    by Pojut ( 1027544 ) on Friday October 15, 2010 @10:51AM (#33908122) Homepage

    By default, I'd say that a well-designed bot in an RTS would have an advantage over all but the best players. Since there is so much to keep track of, software would win out over wetware.

    Bots in an FPS are one thing, but when you have dozens of units, a build order, multiple fronts, resources, and more to track all at the same time, the infinitely scalable multitasking of a bot would certainly come in handy.

    Or maybe I'm off base?

  • Re:Not equal (Score:2, Insightful)

    by Alsn ( 911813 ) on Friday October 15, 2010 @10:56AM (#33908198)
    A bot would always be superior in multitasking, but the most important ability in Starcraft(which the article is about) is decision making which is really hard to program for an RTS bot. Or at least, so it would seem as I've never seen an RTS AI that hasn't cheated and at the same time been challenging.

    It doesn't matter if you have the best multitasking in the world if the opponent can just outright kill you cause it has more stuff.
  • Re:Not equal (Score:2, Insightful)

    by bytestorm ( 1296659 ) on Friday October 15, 2010 @11:09AM (#33908346)
    Ideally, you can watch your opponents prior matches and tailor your strategy to defeating him.
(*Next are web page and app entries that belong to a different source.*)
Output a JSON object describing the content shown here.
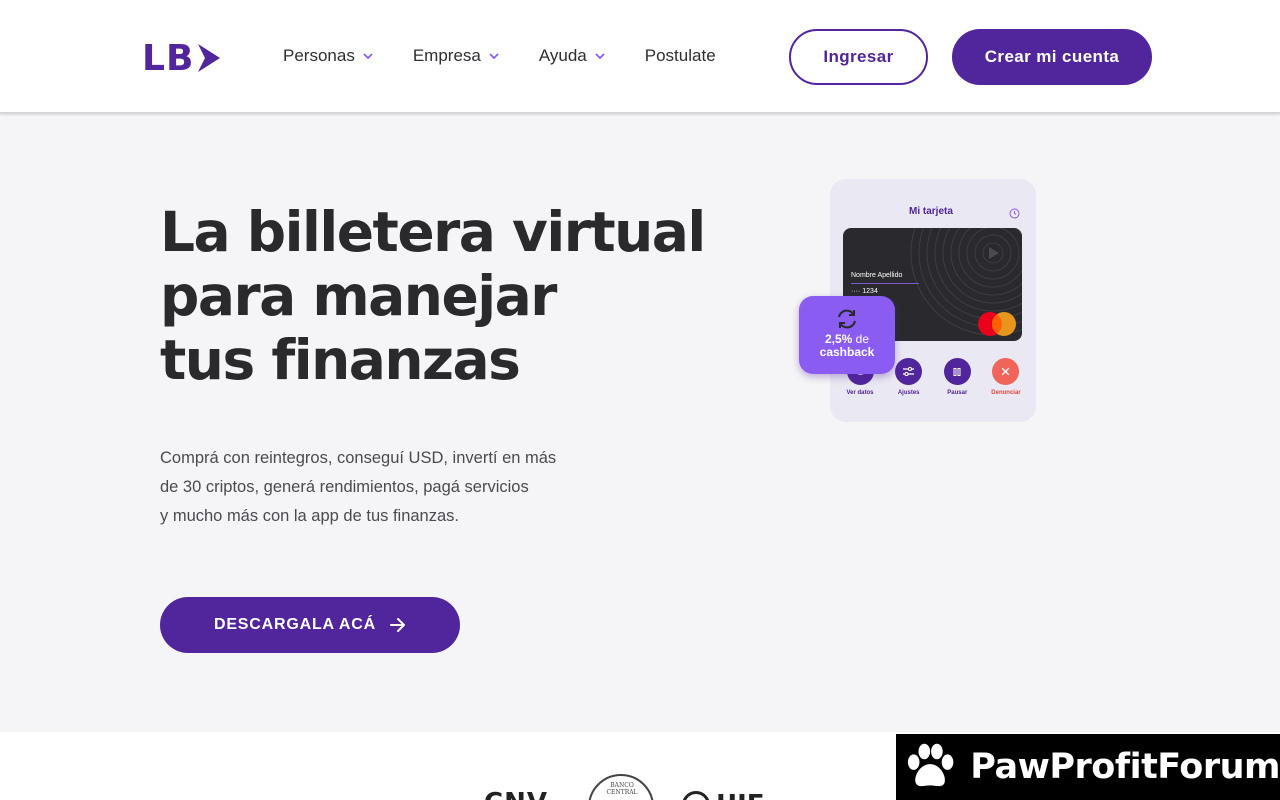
{
  "header": {
    "logo_text": "LB",
    "nav": [
      {
        "label": "Personas",
        "has_dropdown": true
      },
      {
        "label": "Empresa",
        "has_dropdown": true
      },
      {
        "label": "Ayuda",
        "has_dropdown": true
      },
      {
        "label": "Postulate",
        "has_dropdown": false
      }
    ],
    "login_label": "Ingresar",
    "signup_label": "Crear mi cuenta"
  },
  "hero": {
    "title_lines": [
      "La billetera virtual",
      "para manejar",
      "tus finanzas"
    ],
    "description_lines": [
      "Comprá con reintegros, conseguí USD, invertí en más",
      "de 30 criptos, generá rendimientos, pagá servicios",
      "y mucho más con la app de tus finanzas."
    ],
    "download_label": "DESCARGALA ACÁ"
  },
  "phone_card": {
    "title": "Mi tarjeta",
    "cardholder": "Nombre Apellido",
    "card_number": "···· 1234",
    "cashback_value": "2,5%",
    "cashback_word": "de",
    "cashback_label": "cashback",
    "actions": [
      {
        "label": "Ver datos",
        "icon": "eye-icon"
      },
      {
        "label": "Ajustes",
        "icon": "sliders-icon"
      },
      {
        "label": "Pausar",
        "icon": "pause-icon"
      },
      {
        "label": "Denunciar",
        "icon": "close-icon"
      }
    ]
  },
  "partners": {
    "cnv": "CNV",
    "bcra": "BANCO CENTRAL",
    "uif": "UIF"
  },
  "watermark": {
    "text": "PawProfitForum"
  },
  "colors": {
    "brand": "#51259c",
    "brand_light": "#8a5cf2",
    "danger": "#f0645a",
    "background": "#f5f5f7"
  }
}
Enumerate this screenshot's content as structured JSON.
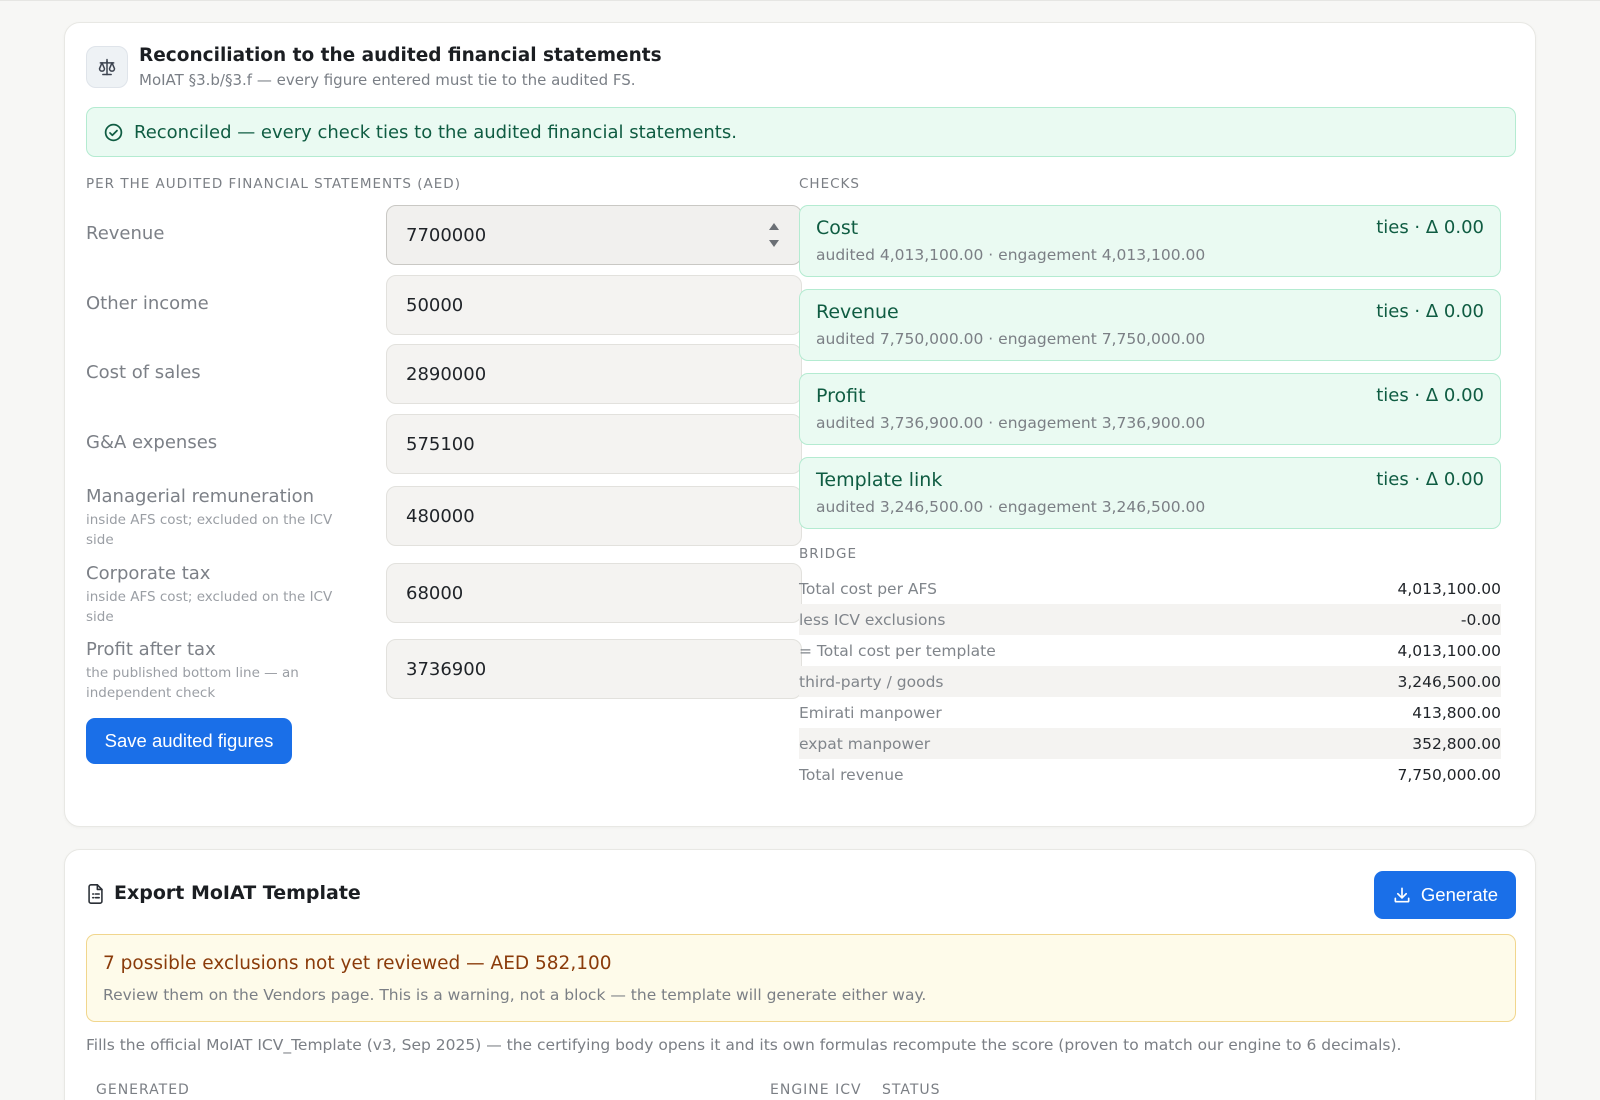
{
  "reconciliation": {
    "title": "Reconciliation to the audited financial statements",
    "subtitle": "MoIAT §3.b/§3.f — every figure entered must tie to the audited FS.",
    "banner": "Reconciled — every check ties to the audited financial statements.",
    "form_heading": "PER THE AUDITED FINANCIAL STATEMENTS (AED)",
    "fields": [
      {
        "label": "Revenue",
        "hint": "",
        "value": "7700000"
      },
      {
        "label": "Other income",
        "hint": "",
        "value": "50000"
      },
      {
        "label": "Cost of sales",
        "hint": "",
        "value": "2890000"
      },
      {
        "label": "G&A expenses",
        "hint": "",
        "value": "575100"
      },
      {
        "label": "Managerial remuneration",
        "hint": "inside AFS cost; excluded on the ICV side",
        "value": "480000"
      },
      {
        "label": "Corporate tax",
        "hint": "inside AFS cost; excluded on the ICV side",
        "value": "68000"
      },
      {
        "label": "Profit after tax",
        "hint": "the published bottom line — an independent check",
        "value": "3736900"
      }
    ],
    "save_label": "Save audited figures",
    "checks_heading": "CHECKS",
    "checks": [
      {
        "name": "Cost",
        "status": "ties · Δ 0.00",
        "detail": "audited 4,013,100.00 · engagement 4,013,100.00"
      },
      {
        "name": "Revenue",
        "status": "ties · Δ 0.00",
        "detail": "audited 7,750,000.00 · engagement 7,750,000.00"
      },
      {
        "name": "Profit",
        "status": "ties · Δ 0.00",
        "detail": "audited 3,736,900.00 · engagement 3,736,900.00"
      },
      {
        "name": "Template link",
        "status": "ties · Δ 0.00",
        "detail": "audited 3,246,500.00 · engagement 3,246,500.00"
      }
    ],
    "bridge_heading": "BRIDGE",
    "bridge": [
      {
        "label": "Total cost per AFS",
        "value": "4,013,100.00"
      },
      {
        "label": "less ICV exclusions",
        "value": "-0.00"
      },
      {
        "label": "= Total cost per template",
        "value": "4,013,100.00"
      },
      {
        "label": "third-party / goods",
        "value": "3,246,500.00"
      },
      {
        "label": "Emirati manpower",
        "value": "413,800.00"
      },
      {
        "label": "expat manpower",
        "value": "352,800.00"
      },
      {
        "label": "Total revenue",
        "value": "7,750,000.00"
      }
    ]
  },
  "export": {
    "title": "Export MoIAT Template",
    "generate_label": "Generate",
    "warning_title": "7 possible exclusions not yet reviewed — AED 582,100",
    "warning_body": "Review them on the Vendors page. This is a warning, not a block — the template will generate either way.",
    "note": "Fills the official MoIAT ICV_Template (v3, Sep 2025) — the certifying body opens it and its own formulas recompute the score (proven to match our engine to 6 decimals).",
    "columns": [
      "GENERATED",
      "ENGINE ICV",
      "STATUS"
    ]
  },
  "colors": {
    "accent": "#1a6fe8",
    "success_bg": "#eafaf2",
    "success_border": "#b4ebd1",
    "success_text": "#0f5c42",
    "warning_bg": "#fefbea",
    "warning_border": "#f1d68d",
    "warning_text": "#8a3b0a"
  },
  "icons": {
    "header": "scales-icon",
    "banner": "check-circle-icon",
    "export": "document-icon",
    "generate": "download-icon"
  }
}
A computer might have a harder time doing that, but a person would be able to recognize the weaknesses of a strategy on the spot. Starcraft is very much rock-paper-scissors.
  • Re:Not equal (Score:3, Insightful)

    by e4g4 ( 533831 ) on Friday October 15, 2010 @11:36AM (#33908682)
    Starcraft is only rock-paper-scissors if you don't scout.
  • by Wrath0fb0b ( 302444 ) on Friday October 15, 2010 @12:20PM (#33909186)
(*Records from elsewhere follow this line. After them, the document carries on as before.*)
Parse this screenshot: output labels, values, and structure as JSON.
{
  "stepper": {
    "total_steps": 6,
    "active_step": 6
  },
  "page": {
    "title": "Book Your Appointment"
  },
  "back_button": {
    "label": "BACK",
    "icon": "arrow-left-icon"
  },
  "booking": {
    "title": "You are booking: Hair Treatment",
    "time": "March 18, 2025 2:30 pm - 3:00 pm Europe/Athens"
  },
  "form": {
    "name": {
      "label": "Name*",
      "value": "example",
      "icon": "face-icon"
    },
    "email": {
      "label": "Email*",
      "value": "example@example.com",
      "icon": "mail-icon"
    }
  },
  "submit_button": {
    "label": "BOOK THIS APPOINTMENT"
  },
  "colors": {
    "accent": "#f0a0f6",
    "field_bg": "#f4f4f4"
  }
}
    Competitions like these are great, but they (and games like SCII) really make me pine for an RTS with a robust in-game scripting language. I would like to write complex auto-executing instructions for my units like "Pursue but never enter the firing zone of a known enemy turret or siege tank" or "If your energy > X and enemy of type Y in range R, cast spell S" or "If you are unit type X, always position yourself between friendly unit type Y and the enemy". You could confine the script to some reasonable specifications (say, no more than 1000 queries and 100 orders given per second) if you want to deter brute-force approaches.

    This is a totally different problem than writing a good AI, you would be focused on writing powerful tools that aid, not replace, a human player by letting him specify his intent on a higher level than "go here" or "attack that". Better visualization of what's happening would be an integral part of this too. I would love to have SCII give me an overview of what units/building I have, what they are doing/queued to do -- even better if they are grouped into functional 'squadrons'. Being able to have multiple panes/monitors looking at different things would help to.

    I guess what I'm saying is that I'm old and slow and want to leverage my experience writing rule-based logic to beat the whippersnappers that can click faster than I can and keep more things going in their heads at once :-P.

  • Re:Not equal (Score:3, Insightful)

    by MoriaOrc ( 822758 ) on Friday October 15, 2010 @04:34PM (#33912482)
    Just to add on to your point. In the Mutalisk micro video, it's pretty clear that the mutalisks are prioritizing destroying siege tanks over goliaths. While that might be all well and good in some sort of base defense, or ground/air simultaneous attack, the videos are all of an air-only attack on the enemy base. The siege tanks are literally doing nothing but taking hits, while the goliaths represent the only actual threat to the Mutalisks (except the turrets in the final part of the video). Add on to that that IIRC goliaths take less damage to destroy then siege tanks.

    Most human players would realize to attack goliaths before siege tanks in the same scenario, since they are both a softer target and a more immediate threat. Destroying them first means the Mutalisks could continue to harass the enemy base without taking any harassment back. However, the AI doesn't realize this and keeps attacking siege tanks whenever they are present.

Civilization, as we know it, will end sometime this evening. See SYSNOTE tomorrow for more information.